**REQUIREMENT:**
In which lines of the data does the string "desired" appear? Copy every one.

**AVAILABLE DATA:**
□ □ □ □

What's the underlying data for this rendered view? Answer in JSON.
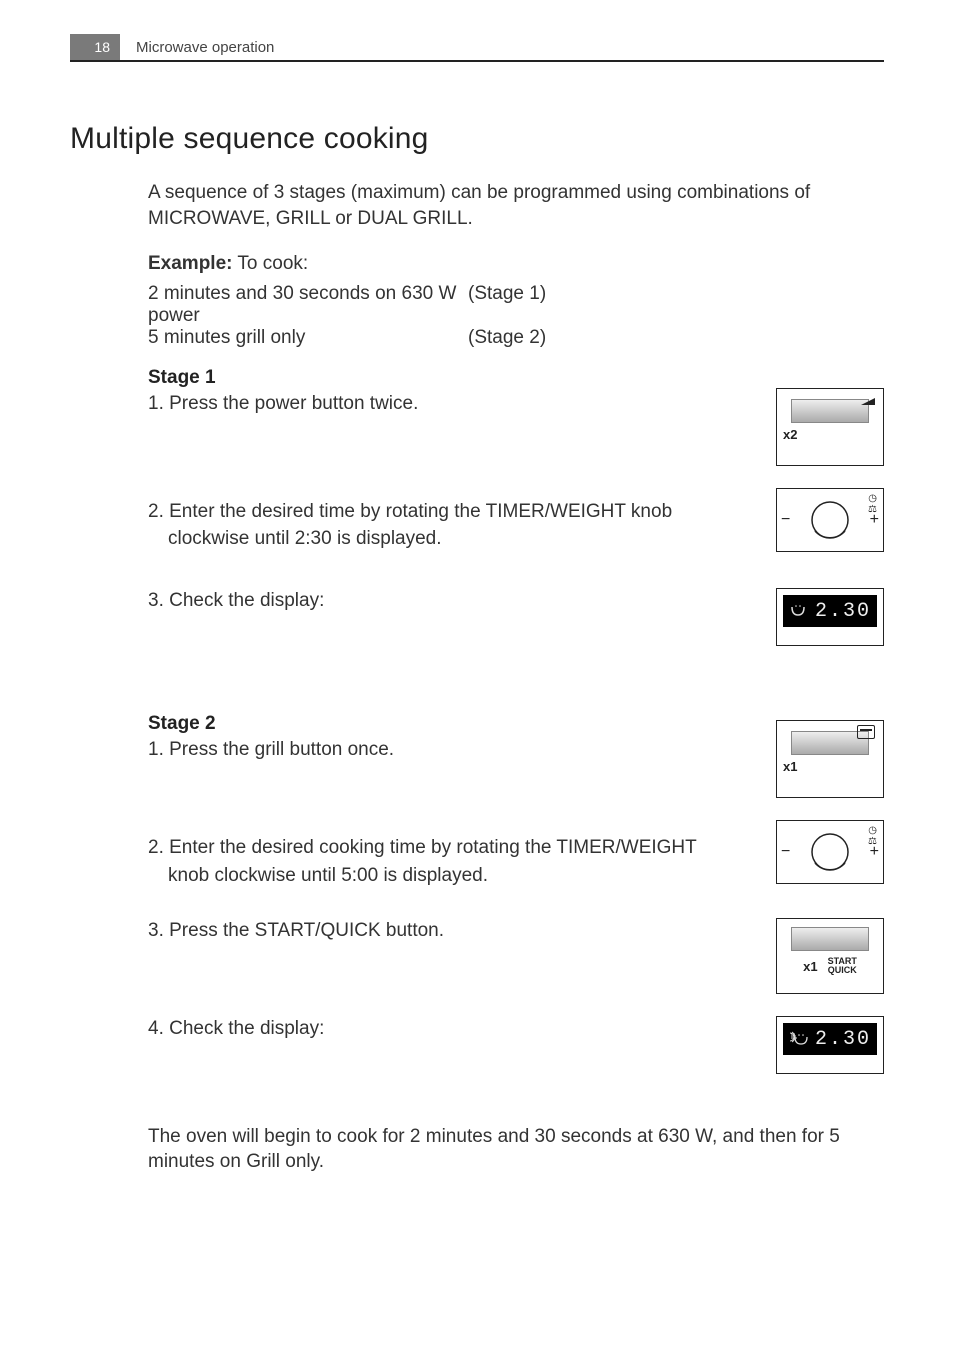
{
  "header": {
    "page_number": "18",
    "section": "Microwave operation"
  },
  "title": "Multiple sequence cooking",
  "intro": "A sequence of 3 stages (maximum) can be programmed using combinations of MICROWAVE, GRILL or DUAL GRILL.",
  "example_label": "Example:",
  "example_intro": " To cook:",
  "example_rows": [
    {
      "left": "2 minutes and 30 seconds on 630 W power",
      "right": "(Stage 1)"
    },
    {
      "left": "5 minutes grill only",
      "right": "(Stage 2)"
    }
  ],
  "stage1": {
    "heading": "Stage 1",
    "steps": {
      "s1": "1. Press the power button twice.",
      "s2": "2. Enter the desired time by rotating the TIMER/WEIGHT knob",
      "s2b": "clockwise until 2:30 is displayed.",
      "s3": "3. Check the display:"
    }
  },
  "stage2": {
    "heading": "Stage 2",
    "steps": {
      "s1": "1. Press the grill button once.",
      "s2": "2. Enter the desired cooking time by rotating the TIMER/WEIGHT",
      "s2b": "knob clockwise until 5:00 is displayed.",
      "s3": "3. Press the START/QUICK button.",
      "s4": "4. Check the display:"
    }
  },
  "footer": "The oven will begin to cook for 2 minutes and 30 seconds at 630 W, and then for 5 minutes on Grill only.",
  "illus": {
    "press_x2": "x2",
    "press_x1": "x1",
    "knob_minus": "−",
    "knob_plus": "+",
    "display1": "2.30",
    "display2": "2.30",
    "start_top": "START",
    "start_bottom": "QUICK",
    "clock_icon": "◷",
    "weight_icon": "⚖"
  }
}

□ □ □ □

**EXPECTED ANSWER:**
      "s2": "2. Enter the desired time by rotating the TIMER/WEIGHT knob",
      "s2": "2. Enter the desired cooking time by rotating the TIMER/WEIGHT",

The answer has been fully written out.